Bhargava refused to fly the HA-300 unless the design team made several safety changes. Among other things, he said the aircraft pitched violently on the runway during taxiing. He also noted problems with fuel system, engines, and rudder.
“I told [the Egyptian Air Chief] that the aircraft was a death trap and I was not willing to fly it,” Bhargava wrote.
In response, Messerschmitt called Bhargava a chicken.
“My response was that I was not just chicken. I was [expletive] scared. I said I would be very dead, if I tried to fly the aircraft until its deficiencies were removed,” he countered.

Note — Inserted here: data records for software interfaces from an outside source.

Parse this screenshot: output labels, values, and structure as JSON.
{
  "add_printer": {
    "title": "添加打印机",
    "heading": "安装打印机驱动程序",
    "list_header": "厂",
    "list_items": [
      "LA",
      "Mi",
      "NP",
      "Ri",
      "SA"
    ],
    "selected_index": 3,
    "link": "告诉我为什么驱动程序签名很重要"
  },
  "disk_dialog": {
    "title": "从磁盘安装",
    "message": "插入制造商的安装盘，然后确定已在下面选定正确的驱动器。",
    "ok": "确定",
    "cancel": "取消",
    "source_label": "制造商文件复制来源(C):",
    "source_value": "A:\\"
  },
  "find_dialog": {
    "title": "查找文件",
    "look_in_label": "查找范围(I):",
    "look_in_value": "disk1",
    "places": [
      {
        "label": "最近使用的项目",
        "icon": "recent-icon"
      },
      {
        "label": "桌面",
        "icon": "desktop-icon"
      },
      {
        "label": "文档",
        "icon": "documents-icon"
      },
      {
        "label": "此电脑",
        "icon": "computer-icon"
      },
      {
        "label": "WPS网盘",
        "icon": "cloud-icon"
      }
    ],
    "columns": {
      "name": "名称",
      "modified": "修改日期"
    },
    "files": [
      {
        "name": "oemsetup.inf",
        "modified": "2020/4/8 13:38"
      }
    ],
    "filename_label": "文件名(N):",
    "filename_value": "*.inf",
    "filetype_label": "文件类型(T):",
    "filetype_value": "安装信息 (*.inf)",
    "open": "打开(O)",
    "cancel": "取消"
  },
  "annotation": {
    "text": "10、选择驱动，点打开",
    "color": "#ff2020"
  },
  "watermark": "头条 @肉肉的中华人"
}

The HA-300 was Messerschmitt’s last aircraft design. Germany acquired the first HA-300 prototype in 1991 and restored it. It is now on permanent display at the Deutsches Museum in Munich.
Length: 40 ft 8 in
Wingspan: 19 ft 2 in
Height: 10 ft 4 in
Empty weight: 4,630 lb
Engine: One Bristol Orpheus 703 and later One Brandner E-300 turbojet
Maximum speed: Mach 1.13 with Bristol engine. Projected Mach 2.1-2.5 with Brandner E-300 engine
Range: 870 mi
Ceiling: 40,000 ft
Guns: Two 30mm Hispano or four 23mm Nudelman-Rikhter NR-23 cannon
Missiles: Planned for up to four IR air-to-air missiles
- Messerschmitt’s HA-300 And Its Indian Connection — Article by Retired Indian Air Force Group Captain Kapil Bhargava, who flew the HA-300
- Deutsches Museum
- Prime Portal — Great photo walk-through of the HA-300
- An Emirati’s Thoughts — Good discussion of Arab air force engagements and the feasibility of the HA-300